Every entry in the data that follows should come back exactly, pictures aside.

== Provided data ==

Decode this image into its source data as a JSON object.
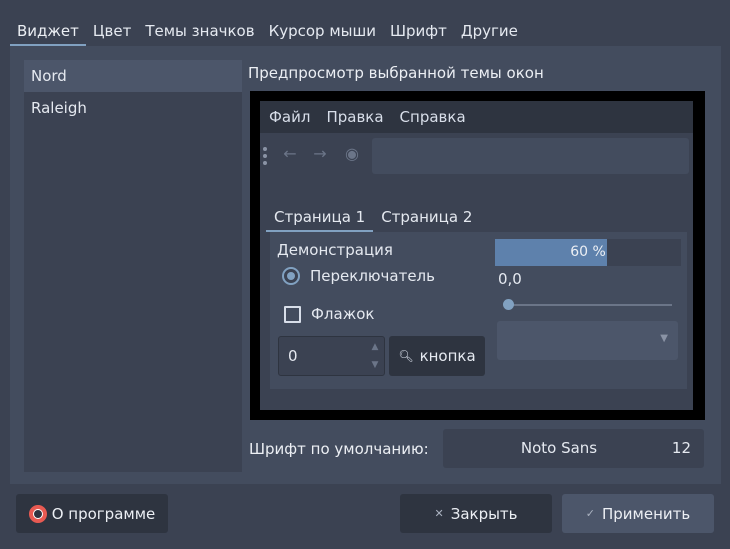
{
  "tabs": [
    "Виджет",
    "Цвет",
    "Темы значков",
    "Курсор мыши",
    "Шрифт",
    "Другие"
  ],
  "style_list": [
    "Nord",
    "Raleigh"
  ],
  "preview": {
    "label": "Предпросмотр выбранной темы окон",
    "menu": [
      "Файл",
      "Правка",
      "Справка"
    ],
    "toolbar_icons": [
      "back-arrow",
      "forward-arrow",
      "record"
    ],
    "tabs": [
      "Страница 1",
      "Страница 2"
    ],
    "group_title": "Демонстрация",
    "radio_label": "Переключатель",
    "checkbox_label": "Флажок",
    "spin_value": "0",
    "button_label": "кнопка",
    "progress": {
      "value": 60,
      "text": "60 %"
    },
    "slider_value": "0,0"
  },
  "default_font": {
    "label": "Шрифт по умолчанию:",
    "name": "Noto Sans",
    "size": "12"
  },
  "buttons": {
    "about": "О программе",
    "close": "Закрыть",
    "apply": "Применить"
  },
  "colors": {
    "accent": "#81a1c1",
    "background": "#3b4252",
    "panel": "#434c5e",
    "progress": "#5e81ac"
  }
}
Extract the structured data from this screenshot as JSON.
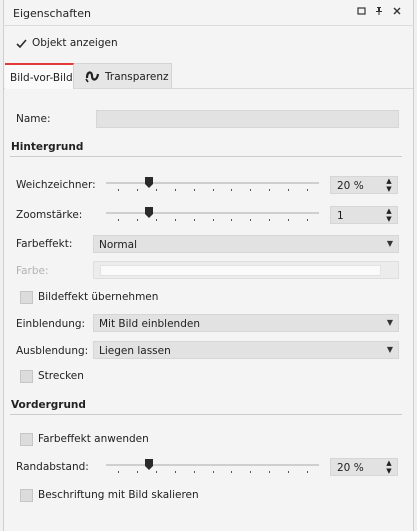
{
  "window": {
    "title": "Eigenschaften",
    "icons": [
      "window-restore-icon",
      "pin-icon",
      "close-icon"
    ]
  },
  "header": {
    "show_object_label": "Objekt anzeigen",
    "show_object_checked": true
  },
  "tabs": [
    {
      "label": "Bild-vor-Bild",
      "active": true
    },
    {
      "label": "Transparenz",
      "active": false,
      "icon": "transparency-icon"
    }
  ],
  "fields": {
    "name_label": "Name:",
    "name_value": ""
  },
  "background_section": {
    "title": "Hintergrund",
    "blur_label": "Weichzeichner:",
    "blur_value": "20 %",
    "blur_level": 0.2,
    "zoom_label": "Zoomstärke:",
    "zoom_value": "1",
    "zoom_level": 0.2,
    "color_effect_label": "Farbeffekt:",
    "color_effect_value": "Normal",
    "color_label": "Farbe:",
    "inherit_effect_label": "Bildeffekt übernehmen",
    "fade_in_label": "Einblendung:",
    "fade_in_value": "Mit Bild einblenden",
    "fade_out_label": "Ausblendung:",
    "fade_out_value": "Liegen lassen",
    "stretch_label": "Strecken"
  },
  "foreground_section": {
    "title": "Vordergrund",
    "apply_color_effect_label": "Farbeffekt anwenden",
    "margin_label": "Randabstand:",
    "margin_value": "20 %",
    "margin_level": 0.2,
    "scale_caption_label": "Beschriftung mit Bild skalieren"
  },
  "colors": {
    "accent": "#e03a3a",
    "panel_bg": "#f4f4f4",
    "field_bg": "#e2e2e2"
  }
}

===

§ Solution to the exercise:
Decode this image into its source data as a JSON object.
{
  "tabs": [
    "Виджет",
    "Цвет",
    "Темы значков",
    "Курсор мыши",
    "Шрифт",
    "Другие"
  ],
  "style_list": [
    "Nord",
    "Raleigh"
  ],
  "preview": {
    "label": "Предпросмотр выбранной темы окон",
    "menu": [
      "Файл",
      "Правка",
      "Справка"
    ],
    "toolbar_icons": [
      "back-arrow",
      "forward-arrow",
      "record"
    ],
    "tabs": [
      "Страница 1",
      "Страница 2"
    ],
    "group_title": "Демонстрация",
    "radio_label": "Переключатель",
    "checkbox_label": "Флажок",
    "spin_value": "0",
    "button_label": "кнопка",
    "progress": {
      "value": 60,
      "text": "60 %"
    },
    "slider_value": "0,0"
  },
  "default_font": {
    "label": "Шрифт по умолчанию:",
    "name": "Noto Sans",
    "size": "12"
  },
  "buttons": {
    "about": "О программе",
    "close": "Закрыть",
    "apply": "Применить"
  },
  "colors": {
    "accent": "#81a1c1",
    "background": "#3b4252",
    "panel": "#434c5e",
    "progress": "#5e81ac"
  }
}
Extract the structured data from this screenshot as JSON.
{
  "window": {
    "title": "Eigenschaften",
    "icons": [
      "window-restore-icon",
      "pin-icon",
      "close-icon"
    ]
  },
  "header": {
    "show_object_label": "Objekt anzeigen",
    "show_object_checked": true
  },
  "tabs": [
    {
      "label": "Bild-vor-Bild",
      "active": true
    },
    {
      "label": "Transparenz",
      "active": false,
      "icon": "transparency-icon"
    }
  ],
  "fields": {
    "name_label": "Name:",
    "name_value": ""
  },
  "background_section": {
    "title": "Hintergrund",
    "blur_label": "Weichzeichner:",
    "blur_value": "20 %",
    "blur_level": 0.2,
    "zoom_label": "Zoomstärke:",
    "zoom_value": "1",
    "zoom_level": 0.2,
    "color_effect_label": "Farbeffekt:",
    "color_effect_value": "Normal",
    "color_label": "Farbe:",
    "inherit_effect_label": "Bildeffekt übernehmen",
    "fade_in_label": "Einblendung:",
    "fade_in_value": "Mit Bild einblenden",
    "fade_out_label": "Ausblendung:",
    "fade_out_value": "Liegen lassen",
    "stretch_label": "Strecken"
  },
  "foreground_section": {
    "title": "Vordergrund",
    "apply_color_effect_label": "Farbeffekt anwenden",
    "margin_label": "Randabstand:",
    "margin_value": "20 %",
    "margin_level": 0.2,
    "scale_caption_label": "Beschriftung mit Bild skalieren"
  },
  "colors": {
    "accent": "#e03a3a",
    "panel_bg": "#f4f4f4",
    "field_bg": "#e2e2e2"
  }
}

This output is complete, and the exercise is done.